> [Page and application data records]

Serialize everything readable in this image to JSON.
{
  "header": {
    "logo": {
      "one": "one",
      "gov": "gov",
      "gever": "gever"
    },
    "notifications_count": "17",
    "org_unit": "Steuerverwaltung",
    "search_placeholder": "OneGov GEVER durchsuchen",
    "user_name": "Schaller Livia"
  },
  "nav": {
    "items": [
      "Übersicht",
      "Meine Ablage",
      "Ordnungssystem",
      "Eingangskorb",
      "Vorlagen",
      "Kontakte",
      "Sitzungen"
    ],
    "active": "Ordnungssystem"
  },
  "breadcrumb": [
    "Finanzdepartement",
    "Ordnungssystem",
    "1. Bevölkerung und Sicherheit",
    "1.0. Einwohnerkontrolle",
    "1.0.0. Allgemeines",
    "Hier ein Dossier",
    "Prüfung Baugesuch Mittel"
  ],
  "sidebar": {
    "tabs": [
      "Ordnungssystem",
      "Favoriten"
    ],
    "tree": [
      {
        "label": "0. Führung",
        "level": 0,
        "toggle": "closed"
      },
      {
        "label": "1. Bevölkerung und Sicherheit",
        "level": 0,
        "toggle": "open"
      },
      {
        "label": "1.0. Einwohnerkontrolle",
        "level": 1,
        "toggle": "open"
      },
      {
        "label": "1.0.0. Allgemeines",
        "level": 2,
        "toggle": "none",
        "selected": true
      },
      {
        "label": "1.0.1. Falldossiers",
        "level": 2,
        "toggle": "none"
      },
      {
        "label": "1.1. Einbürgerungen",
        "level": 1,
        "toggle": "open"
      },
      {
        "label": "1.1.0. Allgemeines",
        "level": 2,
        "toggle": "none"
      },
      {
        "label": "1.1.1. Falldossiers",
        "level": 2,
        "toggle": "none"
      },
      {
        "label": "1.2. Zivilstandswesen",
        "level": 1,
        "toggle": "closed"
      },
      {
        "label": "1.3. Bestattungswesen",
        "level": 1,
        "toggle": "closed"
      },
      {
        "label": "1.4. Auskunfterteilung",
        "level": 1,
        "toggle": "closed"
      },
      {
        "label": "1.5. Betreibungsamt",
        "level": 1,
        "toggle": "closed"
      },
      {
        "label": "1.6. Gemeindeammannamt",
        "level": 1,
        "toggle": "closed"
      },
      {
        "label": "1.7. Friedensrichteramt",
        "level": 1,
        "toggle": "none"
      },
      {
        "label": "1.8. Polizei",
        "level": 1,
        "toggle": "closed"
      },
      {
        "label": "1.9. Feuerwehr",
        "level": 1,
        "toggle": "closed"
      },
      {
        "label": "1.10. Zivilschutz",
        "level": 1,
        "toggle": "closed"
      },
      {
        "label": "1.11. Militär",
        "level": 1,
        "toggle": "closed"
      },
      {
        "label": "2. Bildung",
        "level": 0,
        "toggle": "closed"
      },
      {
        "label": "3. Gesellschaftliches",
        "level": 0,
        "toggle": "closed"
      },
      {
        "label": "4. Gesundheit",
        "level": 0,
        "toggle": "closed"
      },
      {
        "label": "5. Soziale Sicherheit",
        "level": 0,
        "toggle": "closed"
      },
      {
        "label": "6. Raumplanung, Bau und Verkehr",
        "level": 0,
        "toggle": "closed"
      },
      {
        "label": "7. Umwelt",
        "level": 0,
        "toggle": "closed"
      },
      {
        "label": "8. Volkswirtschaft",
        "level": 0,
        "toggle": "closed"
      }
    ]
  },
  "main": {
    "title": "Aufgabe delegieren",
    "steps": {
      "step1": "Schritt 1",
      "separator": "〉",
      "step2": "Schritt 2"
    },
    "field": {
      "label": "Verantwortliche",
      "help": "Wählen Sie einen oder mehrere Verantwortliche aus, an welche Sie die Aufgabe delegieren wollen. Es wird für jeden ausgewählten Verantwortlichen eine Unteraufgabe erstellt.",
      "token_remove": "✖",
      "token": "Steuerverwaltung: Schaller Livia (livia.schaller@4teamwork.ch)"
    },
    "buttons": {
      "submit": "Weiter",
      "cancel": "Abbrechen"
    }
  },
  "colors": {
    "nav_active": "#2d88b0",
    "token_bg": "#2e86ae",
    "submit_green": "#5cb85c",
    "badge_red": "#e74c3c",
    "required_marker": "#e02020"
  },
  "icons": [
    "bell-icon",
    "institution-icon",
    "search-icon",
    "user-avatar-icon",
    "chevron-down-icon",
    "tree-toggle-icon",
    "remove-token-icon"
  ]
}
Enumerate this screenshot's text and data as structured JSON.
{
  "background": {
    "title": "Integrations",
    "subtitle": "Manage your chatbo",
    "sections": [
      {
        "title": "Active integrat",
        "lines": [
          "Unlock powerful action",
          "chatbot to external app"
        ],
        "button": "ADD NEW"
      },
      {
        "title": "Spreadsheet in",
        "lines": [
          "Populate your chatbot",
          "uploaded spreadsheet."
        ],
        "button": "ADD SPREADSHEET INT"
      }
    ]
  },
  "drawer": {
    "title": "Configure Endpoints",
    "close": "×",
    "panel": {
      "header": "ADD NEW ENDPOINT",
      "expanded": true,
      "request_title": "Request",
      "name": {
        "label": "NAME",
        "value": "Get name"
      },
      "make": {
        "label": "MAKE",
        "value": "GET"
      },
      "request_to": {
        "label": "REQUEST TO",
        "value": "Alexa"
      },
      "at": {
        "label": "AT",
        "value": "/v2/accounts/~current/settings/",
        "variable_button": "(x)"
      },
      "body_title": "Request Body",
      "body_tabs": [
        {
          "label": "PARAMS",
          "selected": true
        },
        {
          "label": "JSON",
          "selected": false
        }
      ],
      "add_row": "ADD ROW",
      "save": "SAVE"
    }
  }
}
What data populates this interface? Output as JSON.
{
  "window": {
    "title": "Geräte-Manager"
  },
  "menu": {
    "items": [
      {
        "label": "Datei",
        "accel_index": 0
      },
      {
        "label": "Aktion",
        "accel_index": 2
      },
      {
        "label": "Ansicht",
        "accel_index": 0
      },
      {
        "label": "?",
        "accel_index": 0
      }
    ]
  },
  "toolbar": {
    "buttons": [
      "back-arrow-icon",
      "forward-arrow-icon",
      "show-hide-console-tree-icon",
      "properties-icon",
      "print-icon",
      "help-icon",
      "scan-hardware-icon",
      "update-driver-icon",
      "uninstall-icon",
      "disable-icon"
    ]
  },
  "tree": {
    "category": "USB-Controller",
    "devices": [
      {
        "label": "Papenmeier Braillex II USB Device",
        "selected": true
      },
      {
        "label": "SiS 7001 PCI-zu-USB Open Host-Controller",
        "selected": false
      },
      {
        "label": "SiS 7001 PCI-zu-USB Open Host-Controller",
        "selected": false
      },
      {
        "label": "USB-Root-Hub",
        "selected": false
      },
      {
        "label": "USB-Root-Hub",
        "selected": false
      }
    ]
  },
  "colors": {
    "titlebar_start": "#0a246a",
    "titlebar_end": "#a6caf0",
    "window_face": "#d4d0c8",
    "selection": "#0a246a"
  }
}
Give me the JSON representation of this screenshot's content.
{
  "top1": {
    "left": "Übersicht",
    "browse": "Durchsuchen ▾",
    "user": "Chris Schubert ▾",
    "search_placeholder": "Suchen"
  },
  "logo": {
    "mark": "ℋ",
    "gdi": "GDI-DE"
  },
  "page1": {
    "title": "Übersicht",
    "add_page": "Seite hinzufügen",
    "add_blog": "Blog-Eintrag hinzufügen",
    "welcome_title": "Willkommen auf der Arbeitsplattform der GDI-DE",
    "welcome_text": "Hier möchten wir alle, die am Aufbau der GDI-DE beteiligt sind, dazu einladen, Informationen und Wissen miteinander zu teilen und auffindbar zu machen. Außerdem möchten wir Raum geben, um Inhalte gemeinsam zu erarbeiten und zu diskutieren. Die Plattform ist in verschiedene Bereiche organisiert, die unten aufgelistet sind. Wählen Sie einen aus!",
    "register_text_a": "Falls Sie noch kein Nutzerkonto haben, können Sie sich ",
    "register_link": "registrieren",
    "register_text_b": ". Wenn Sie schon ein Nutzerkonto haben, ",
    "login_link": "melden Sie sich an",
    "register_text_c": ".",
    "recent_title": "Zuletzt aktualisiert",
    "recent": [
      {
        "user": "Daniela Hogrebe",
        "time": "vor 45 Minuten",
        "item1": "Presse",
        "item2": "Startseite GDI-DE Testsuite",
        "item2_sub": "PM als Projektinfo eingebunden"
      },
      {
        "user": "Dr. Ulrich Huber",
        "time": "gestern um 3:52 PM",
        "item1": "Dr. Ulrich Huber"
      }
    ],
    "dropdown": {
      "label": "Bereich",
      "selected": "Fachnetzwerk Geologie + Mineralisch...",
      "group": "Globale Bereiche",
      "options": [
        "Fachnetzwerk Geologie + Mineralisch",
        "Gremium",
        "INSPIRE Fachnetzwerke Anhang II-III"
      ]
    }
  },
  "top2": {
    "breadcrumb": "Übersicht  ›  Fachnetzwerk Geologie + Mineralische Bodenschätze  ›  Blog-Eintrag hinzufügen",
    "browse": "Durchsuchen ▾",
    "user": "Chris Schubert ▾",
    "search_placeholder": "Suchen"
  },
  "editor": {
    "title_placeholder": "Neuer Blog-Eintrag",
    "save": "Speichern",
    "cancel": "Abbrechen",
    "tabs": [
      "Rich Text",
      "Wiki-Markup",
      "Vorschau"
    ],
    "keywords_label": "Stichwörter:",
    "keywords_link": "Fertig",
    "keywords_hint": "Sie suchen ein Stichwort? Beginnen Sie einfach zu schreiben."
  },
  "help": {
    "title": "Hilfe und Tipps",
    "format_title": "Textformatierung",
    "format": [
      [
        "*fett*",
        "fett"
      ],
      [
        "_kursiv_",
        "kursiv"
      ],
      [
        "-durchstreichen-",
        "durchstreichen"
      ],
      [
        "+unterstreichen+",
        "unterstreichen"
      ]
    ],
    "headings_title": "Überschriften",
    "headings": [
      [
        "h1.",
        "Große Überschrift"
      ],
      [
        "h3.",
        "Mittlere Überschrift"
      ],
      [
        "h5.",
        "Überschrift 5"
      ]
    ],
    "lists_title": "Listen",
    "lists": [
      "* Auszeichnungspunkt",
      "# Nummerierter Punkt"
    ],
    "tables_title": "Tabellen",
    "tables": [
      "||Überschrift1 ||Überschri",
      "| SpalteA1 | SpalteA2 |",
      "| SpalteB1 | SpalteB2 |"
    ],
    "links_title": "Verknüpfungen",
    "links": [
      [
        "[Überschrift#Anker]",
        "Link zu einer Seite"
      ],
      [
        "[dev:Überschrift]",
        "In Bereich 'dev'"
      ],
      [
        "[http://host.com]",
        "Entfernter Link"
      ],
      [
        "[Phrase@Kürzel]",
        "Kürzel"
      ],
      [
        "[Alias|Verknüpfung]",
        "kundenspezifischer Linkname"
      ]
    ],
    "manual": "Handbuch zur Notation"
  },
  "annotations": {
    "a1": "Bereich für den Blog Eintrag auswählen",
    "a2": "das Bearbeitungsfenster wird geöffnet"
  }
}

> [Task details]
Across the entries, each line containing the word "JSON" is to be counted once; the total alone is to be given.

> [Reply]
5